Led by the elite counter-terrorism service (CTS), Iraq's best trained and most seasoned fighting unit, the forces pushed into Fallujah before dawn, commanders said.
"Iraqi forces entered Fallujah under air cover from the international coalition, the Iraqi air force and army aviation, and supported by artillery and tanks," said Lieutenant General Abdelwahab al-Saadi, the commander of the operation.
"There is resistance from Daesh," he added, using an Arabic acronym for the Islamic State in Iraq and Syria (ISIS).
The forces have not yet ventured into the city centre but they recaptured some areas in a southern suburb after crossing a bridge, and took up positions on the eastern and northern fringes.
The involvement of the elite CTS marks the start of a phase of urban combat in a city where in 2004 US forces fought some of their toughest battles since the Vietnam War.
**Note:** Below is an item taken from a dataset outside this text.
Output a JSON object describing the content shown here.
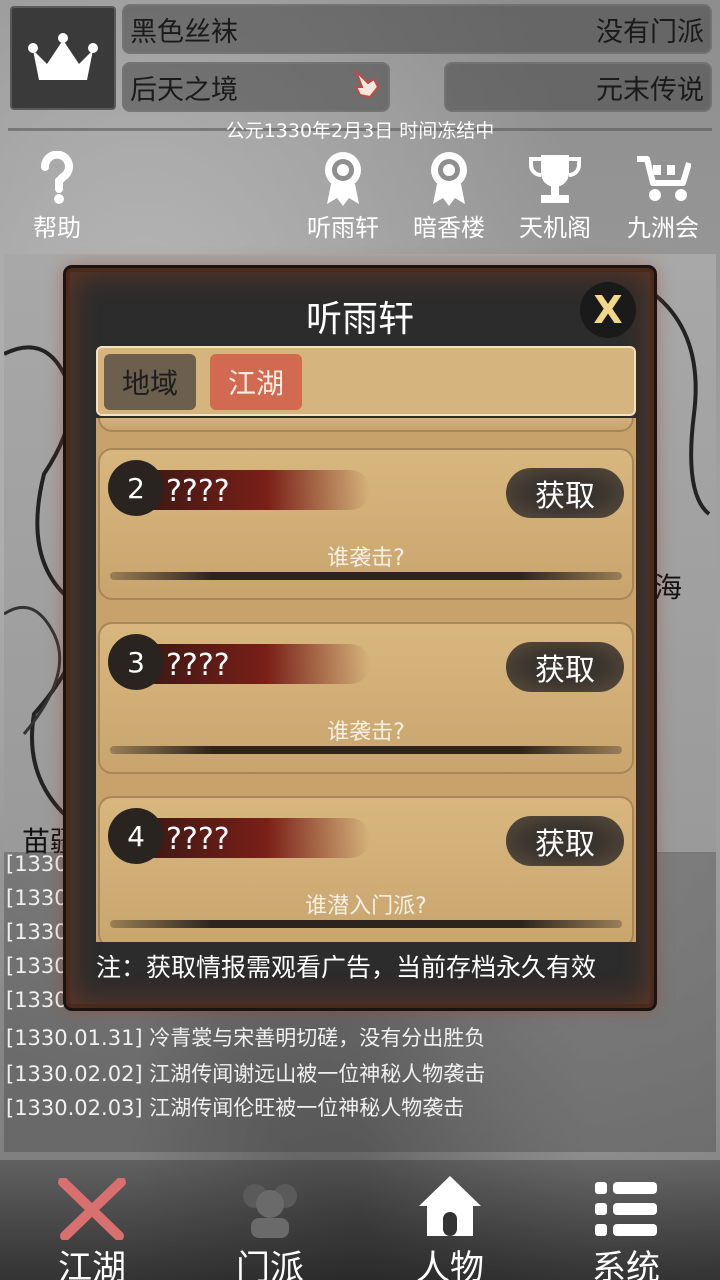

The week-old operation had previously focused on retaking rural areas around Fallujah, which lies just 50 kilometres (30 miles) west of Baghdad.
It had been led by the Hashed al-Shaabi paramilitary force, which is dominated by Tehran-backed Shiite militias.
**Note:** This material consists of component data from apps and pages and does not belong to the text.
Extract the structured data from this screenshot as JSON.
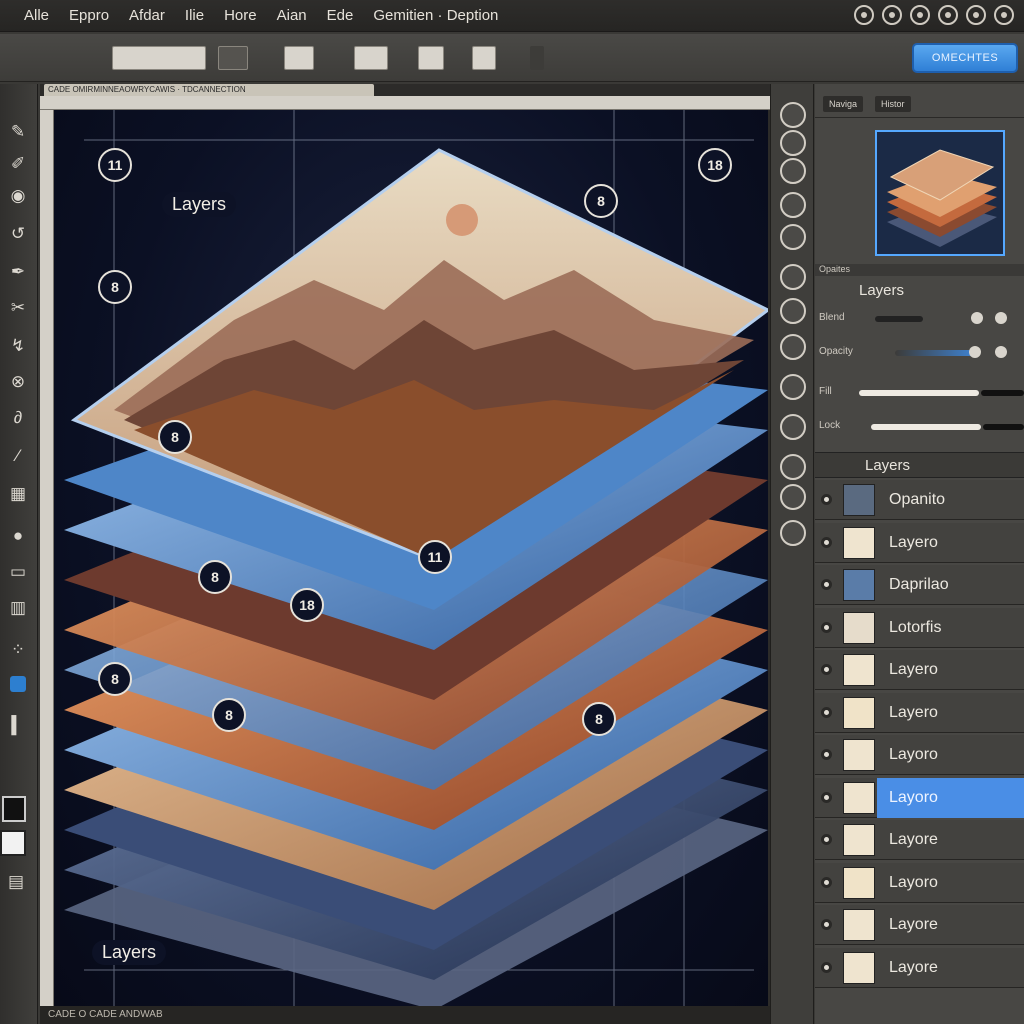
{
  "menu": {
    "items": [
      "Alle",
      "Eppro",
      "Afdar",
      "Ilie",
      "Hore",
      "Aian",
      "Ede",
      "Gemitien · Deption"
    ]
  },
  "options": {
    "action_label": "OMECHTES"
  },
  "document": {
    "tab_title": "CADE OMIRMINNEAOWRYCAWIS · TDCANNECTION",
    "status_text": "CADE O CADE ANDWAB"
  },
  "canvas": {
    "labels": {
      "top": "Layers",
      "bottom": "Layers"
    },
    "callouts": [
      "11",
      "8",
      "18",
      "8",
      "8",
      "11",
      "8",
      "18",
      "8",
      "8",
      "8"
    ]
  },
  "right_panel": {
    "nav_tabs": [
      "Naviga",
      "Histor"
    ],
    "layers_header": "Opaites",
    "panel_title": "Layers",
    "sliders": [
      {
        "label": "Blend"
      },
      {
        "label": "Opacity",
        "value": 0.62
      },
      {
        "label": "Fill",
        "value": 0.82
      },
      {
        "label": "Lock",
        "value": 0.9
      }
    ],
    "list_header": "Layers",
    "layers": [
      {
        "name": "Opanito",
        "thumb": "#5a6a80",
        "selected": false
      },
      {
        "name": "Layero",
        "thumb": "#efe4cf",
        "selected": false
      },
      {
        "name": "Daprilao",
        "thumb": "#5a7ca8",
        "selected": false
      },
      {
        "name": "Lotorfis",
        "thumb": "#e6dccb",
        "selected": false
      },
      {
        "name": "Layero",
        "thumb": "#efe4cf",
        "selected": false
      },
      {
        "name": "Layero",
        "thumb": "#f0e3c8",
        "selected": false
      },
      {
        "name": "Layoro",
        "thumb": "#efe4cf",
        "selected": false
      },
      {
        "name": "Layoro",
        "thumb": "#efe4cf",
        "selected": true
      },
      {
        "name": "Layore",
        "thumb": "#efe4cf",
        "selected": false
      },
      {
        "name": "Layoro",
        "thumb": "#f0e3c8",
        "selected": false
      },
      {
        "name": "Layore",
        "thumb": "#efe4cf",
        "selected": false
      },
      {
        "name": "Layore",
        "thumb": "#efe4cf",
        "selected": false
      }
    ]
  }
}
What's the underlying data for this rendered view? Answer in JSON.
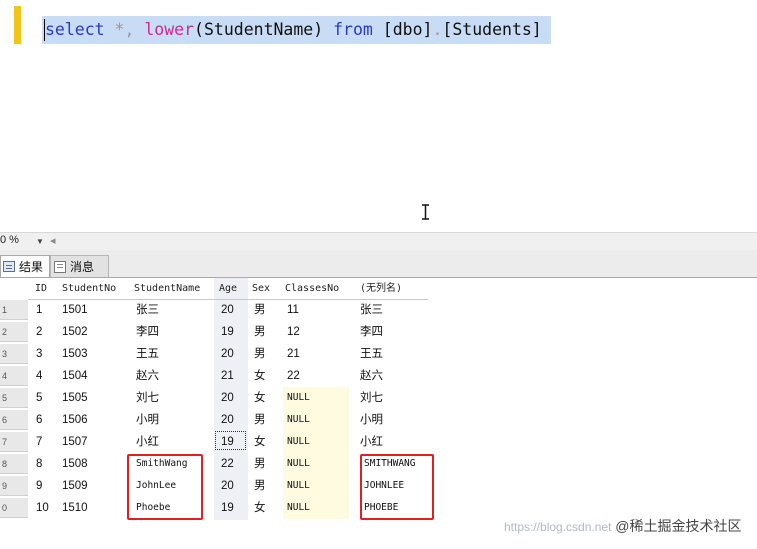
{
  "editor": {
    "tokens": {
      "select": "select",
      "star": "*,",
      "lower": "lower",
      "arg": "(StudentName)",
      "from": "from",
      "schema": "[dbo]",
      "dot": ".",
      "table": "[Students]"
    }
  },
  "zoom": {
    "value": "0 %"
  },
  "tabs": {
    "results": "结果",
    "messages": "消息"
  },
  "grid": {
    "columns": [
      "ID",
      "StudentNo",
      "StudentName",
      "Age",
      "Sex",
      "ClassesNo",
      "(无列名)"
    ],
    "row_numbers": [
      "1",
      "2",
      "3",
      "4",
      "5",
      "6",
      "7",
      "8",
      "9",
      "0"
    ],
    "rows": [
      [
        "1",
        "1501",
        "张三",
        "20",
        "男",
        "11",
        "张三"
      ],
      [
        "2",
        "1502",
        "李四",
        "19",
        "男",
        "12",
        "李四"
      ],
      [
        "3",
        "1503",
        "王五",
        "20",
        "男",
        "21",
        "王五"
      ],
      [
        "4",
        "1504",
        "赵六",
        "21",
        "女",
        "22",
        "赵六"
      ],
      [
        "5",
        "1505",
        "刘七",
        "20",
        "女",
        "NULL",
        "刘七"
      ],
      [
        "6",
        "1506",
        "小明",
        "20",
        "男",
        "NULL",
        "小明"
      ],
      [
        "7",
        "1507",
        "小红",
        "19",
        "女",
        "NULL",
        "小红"
      ],
      [
        "8",
        "1508",
        "SmithWang",
        "22",
        "男",
        "NULL",
        "SMITHWANG"
      ],
      [
        "9",
        "1509",
        "JohnLee",
        "20",
        "男",
        "NULL",
        "JOHNLEE"
      ],
      [
        "10",
        "1510",
        "Phoebe",
        "19",
        "女",
        "NULL",
        "PHOEBE"
      ]
    ]
  },
  "watermark": {
    "url": "https://blog.csdn.net",
    "brand": "@稀土掘金技术社区"
  },
  "colors": {
    "selection": "#c8dcf5",
    "keyword": "#2b37c8",
    "function": "#d0288f",
    "highlight_box": "#e02020",
    "null_cell": "#fffbe1"
  }
}
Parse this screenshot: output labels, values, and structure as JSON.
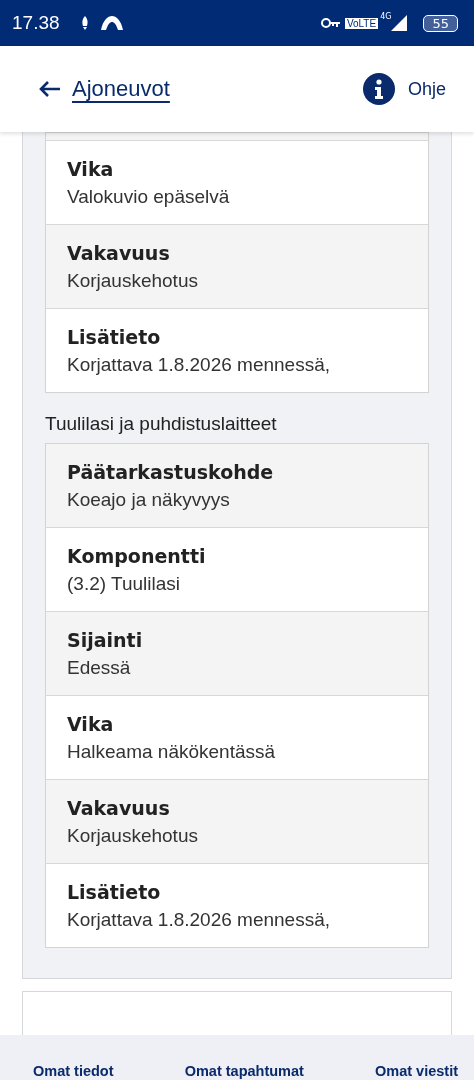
{
  "status_bar": {
    "time": "17.38",
    "volte": "VoLTE",
    "network": "4G",
    "battery": "55"
  },
  "header": {
    "back_link": "Ajoneuvot",
    "help": "Ohje"
  },
  "groups": [
    {
      "partial_top": true,
      "rows": [
        {
          "label": "Vika",
          "value": "Valokuvio epäselvä"
        },
        {
          "label": "Vakavuus",
          "value": "Korjauskehotus"
        },
        {
          "label": "Lisätieto",
          "value": "Korjattava 1.8.2026 mennessä,"
        }
      ]
    },
    {
      "title": "Tuulilasi ja puhdistuslaitteet",
      "partial_top": false,
      "rows": [
        {
          "label": "Päätarkastuskohde",
          "value": "Koeajo ja näkyvyys"
        },
        {
          "label": "Komponentti",
          "value": "(3.2) Tuulilasi"
        },
        {
          "label": "Sijainti",
          "value": "Edessä"
        },
        {
          "label": "Vika",
          "value": "Halkeama näkökentässä"
        },
        {
          "label": "Vakavuus",
          "value": "Korjauskehotus"
        },
        {
          "label": "Lisätieto",
          "value": "Korjattava 1.8.2026 mennessä,"
        }
      ]
    }
  ],
  "bottom_nav": [
    {
      "label": "Omat tiedot"
    },
    {
      "label": "Omat tapahtumat"
    },
    {
      "label": "Omat viestit"
    }
  ]
}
They were still in action Monday, attempting to clear an area northwest of Fallujah called Saqlawiya, officers said.
Only a few hundred families have managed to slip out of the Fallujah area ahead of the assault on the city, with an estimated 50,000 civilians still trapped inside, sparking fears the jihadists could try to use them as human shields.
The only families who were able to flee so far lived in outlying areas, with the biggest wave of displaced reaching camps on Saturday night.
"Our resources in the camps are now very strained and with many more expected to flee we might not be able to provide enough drinking water for everyone," said Nasr Muflahi, the Norwegian Refugee Council's Iraq director.
"We expect bigger waves of displacement the fiercer the fighting gets." In Amriyat al-Fallujah, a government-controlled town to the south of the extremist stronghold, civilians trickled in, starving and exhausted after walking through the countryside for hours at night, dodging ISIS surveillance.
"I just decided to risk everything. I was either going to save my children or die with my children," said Ahmad Sabih, 40, who reached the NRC-run camp early on Sunday.
A senior police commander said his forces had assisted 800 civilians fleeing areas north of Fallujah on Monday.
Fallujah is one of just two major urban centres in Iraq still held by ISIS extremists.
They also hold Mosul, the country's second city and de-facto extremist capital in Iraq, east of which Kurdish-led forces launched a fresh offensive on Sunday.
The fanatics holed up in Fallujah are believed to number around 1,000.
It is not yet clear what resources ISIS is prepared to invest in the defence of Fallujah, which has been almost completely isolated for months, but the city looms large in modern jihadist mythology.
Fallujah is expected to give Iraqi forces one of their toughest battles yet but ISIS has appeared weakened in recent months and has been losing territory consistently in the past 12 months.
According to the government, the organisation that has sewn havoc across Iraq and Syria over the past two years now controls around 14 per cent of the national territory, down from 40 per cent in 2014.
However, as the "caliphate" it declared two years ago unravels, ISIS has been reverting to its old tactics of bombings against civilians and commando raids.
A fresh wave of bomb attacks claimed by ISIS struck the Baghdad area on Monday, killing 11 people in three separate blasts.
In northern Syria, clashes raged around the flashpoint town of Marea as ISIS pressed an assault on non-extremist rebels.
The ISIS onslaught has threatened tens of thousands of people, many of them already displaced from other areas, who have sought refuge in camps near the Turkish border.
Gerry Simpson, senior researcher at Human Rights Watch, told AFP 165,000 civilians were now stuck between IS fighters, Kurdish forces and the border.
"What more does the US, EU and UN need to call on Turkey to give these people refuge," he asked.
In divided Aleppo city, 15 people, including two children, were killed in the rebel-controlled eastern neighbourhoods in heavy bombardment on Monday morning, the civil defence said.